(Material supplied begins)
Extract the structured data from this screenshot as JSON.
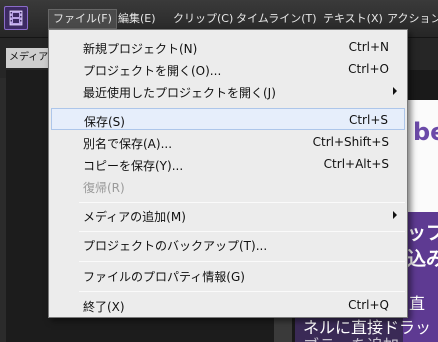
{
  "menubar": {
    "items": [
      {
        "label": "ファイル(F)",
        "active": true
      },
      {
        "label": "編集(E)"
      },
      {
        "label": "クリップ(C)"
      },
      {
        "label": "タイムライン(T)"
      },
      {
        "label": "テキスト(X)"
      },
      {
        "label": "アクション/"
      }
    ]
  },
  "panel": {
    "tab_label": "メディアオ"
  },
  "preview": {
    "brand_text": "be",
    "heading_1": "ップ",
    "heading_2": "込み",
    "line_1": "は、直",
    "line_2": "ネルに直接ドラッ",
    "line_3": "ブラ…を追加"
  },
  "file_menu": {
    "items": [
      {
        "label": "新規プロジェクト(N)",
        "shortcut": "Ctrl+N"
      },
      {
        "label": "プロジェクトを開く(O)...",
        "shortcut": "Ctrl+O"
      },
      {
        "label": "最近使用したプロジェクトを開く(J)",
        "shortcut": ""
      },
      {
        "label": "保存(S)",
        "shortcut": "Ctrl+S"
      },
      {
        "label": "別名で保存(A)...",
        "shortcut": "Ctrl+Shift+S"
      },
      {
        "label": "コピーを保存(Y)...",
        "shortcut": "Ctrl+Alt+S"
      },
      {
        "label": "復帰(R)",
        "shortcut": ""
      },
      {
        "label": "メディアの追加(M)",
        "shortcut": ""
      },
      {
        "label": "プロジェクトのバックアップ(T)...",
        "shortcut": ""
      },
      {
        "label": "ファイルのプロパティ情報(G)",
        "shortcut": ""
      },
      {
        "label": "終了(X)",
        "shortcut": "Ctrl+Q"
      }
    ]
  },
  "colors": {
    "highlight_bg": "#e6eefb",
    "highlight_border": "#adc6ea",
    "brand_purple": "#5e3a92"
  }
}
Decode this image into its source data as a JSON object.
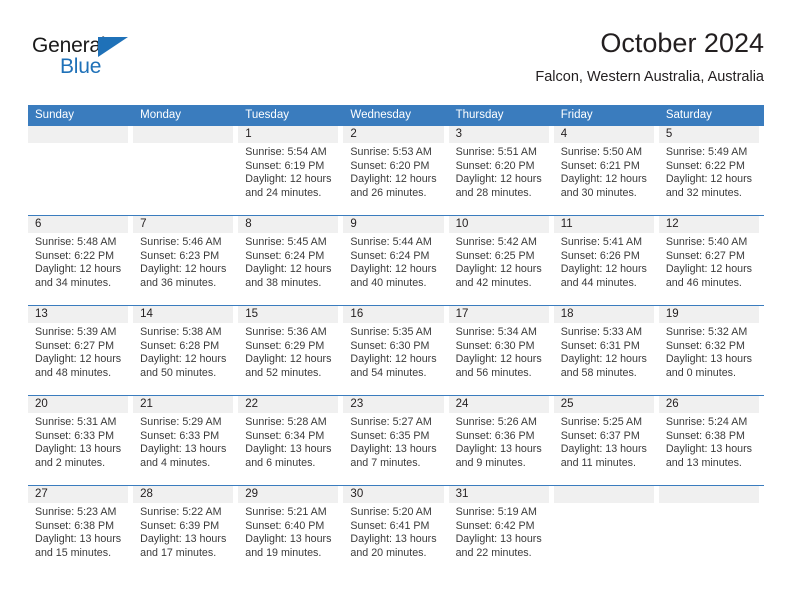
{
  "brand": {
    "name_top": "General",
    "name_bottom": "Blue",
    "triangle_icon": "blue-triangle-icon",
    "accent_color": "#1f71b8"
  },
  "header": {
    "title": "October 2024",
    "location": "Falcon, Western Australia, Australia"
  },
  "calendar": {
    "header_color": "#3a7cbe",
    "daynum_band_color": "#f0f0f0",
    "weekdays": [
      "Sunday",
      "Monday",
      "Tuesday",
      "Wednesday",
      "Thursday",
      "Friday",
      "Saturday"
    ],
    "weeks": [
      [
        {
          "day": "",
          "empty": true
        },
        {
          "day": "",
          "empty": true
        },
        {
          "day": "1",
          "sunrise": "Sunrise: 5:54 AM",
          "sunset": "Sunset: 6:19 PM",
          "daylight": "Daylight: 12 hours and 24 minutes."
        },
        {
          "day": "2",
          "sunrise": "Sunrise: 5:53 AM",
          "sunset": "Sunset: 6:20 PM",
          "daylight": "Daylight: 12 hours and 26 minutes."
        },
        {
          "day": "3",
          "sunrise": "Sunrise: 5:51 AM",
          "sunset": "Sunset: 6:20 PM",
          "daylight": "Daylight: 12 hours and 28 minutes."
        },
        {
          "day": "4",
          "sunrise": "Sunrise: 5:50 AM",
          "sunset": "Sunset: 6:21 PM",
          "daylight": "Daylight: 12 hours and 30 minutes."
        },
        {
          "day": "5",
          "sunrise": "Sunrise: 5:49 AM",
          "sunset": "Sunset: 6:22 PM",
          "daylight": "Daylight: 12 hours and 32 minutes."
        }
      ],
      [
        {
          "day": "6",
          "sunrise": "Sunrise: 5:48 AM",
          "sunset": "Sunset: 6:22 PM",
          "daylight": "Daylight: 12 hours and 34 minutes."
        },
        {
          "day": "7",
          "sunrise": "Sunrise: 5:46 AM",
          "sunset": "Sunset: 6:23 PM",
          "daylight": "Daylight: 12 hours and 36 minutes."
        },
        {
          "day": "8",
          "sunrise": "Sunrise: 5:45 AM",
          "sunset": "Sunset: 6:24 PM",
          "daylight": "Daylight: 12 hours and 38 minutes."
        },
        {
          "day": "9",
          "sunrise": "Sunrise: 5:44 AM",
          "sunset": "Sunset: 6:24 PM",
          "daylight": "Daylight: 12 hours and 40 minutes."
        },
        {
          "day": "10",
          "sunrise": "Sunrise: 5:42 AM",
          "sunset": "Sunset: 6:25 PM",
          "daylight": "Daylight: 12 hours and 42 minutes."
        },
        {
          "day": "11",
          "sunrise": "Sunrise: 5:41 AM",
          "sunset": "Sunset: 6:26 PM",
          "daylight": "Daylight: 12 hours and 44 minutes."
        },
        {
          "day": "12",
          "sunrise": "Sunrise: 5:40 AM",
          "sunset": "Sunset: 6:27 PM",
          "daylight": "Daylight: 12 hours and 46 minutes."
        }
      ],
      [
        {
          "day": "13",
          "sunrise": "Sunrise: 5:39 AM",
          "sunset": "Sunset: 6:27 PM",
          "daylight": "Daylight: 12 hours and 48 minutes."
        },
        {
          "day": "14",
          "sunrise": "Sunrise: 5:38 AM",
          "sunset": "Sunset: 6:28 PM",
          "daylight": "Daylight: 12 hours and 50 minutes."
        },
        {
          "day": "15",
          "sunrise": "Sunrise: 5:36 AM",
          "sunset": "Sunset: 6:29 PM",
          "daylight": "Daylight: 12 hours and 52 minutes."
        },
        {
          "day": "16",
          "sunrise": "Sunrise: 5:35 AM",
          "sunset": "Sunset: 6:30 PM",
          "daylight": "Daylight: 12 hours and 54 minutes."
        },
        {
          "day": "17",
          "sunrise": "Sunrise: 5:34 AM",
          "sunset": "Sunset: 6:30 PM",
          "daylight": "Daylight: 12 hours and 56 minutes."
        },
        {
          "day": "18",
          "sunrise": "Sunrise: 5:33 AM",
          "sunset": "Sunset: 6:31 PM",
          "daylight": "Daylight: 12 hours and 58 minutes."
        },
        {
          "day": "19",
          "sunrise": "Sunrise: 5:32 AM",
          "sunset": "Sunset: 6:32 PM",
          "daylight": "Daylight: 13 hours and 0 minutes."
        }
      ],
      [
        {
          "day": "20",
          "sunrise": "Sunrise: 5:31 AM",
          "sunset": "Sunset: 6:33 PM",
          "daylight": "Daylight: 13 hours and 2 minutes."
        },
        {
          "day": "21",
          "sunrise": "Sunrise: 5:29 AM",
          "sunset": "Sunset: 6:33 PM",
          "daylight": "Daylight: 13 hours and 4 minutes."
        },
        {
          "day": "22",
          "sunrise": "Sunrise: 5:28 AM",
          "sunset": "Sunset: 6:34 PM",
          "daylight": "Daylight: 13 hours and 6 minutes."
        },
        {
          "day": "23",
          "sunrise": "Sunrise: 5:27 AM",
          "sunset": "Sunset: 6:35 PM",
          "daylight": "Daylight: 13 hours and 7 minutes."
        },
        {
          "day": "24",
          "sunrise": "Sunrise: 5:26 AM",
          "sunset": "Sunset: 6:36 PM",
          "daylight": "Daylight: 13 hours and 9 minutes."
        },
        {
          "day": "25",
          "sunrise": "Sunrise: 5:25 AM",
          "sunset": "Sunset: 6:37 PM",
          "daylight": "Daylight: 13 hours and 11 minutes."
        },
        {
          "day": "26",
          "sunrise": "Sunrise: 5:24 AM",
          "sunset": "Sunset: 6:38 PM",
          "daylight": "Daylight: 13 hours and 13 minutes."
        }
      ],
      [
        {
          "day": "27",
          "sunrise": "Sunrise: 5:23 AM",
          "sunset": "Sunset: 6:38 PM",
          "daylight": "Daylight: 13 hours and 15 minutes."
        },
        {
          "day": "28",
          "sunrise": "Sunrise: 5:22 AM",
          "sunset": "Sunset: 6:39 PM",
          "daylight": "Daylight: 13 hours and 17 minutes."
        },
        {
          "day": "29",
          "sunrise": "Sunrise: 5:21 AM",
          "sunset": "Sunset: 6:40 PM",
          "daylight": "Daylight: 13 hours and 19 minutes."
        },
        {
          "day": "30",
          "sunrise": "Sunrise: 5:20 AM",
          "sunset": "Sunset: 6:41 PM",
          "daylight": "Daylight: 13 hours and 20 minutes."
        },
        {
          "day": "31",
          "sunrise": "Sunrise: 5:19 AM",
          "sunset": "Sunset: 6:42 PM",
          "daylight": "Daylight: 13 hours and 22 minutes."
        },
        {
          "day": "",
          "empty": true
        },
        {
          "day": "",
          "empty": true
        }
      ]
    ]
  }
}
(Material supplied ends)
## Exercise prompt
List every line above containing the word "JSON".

## Solution to this exercise
Extract the structured data from this screenshot as JSON.
Decode this image into its source data as a JSON object.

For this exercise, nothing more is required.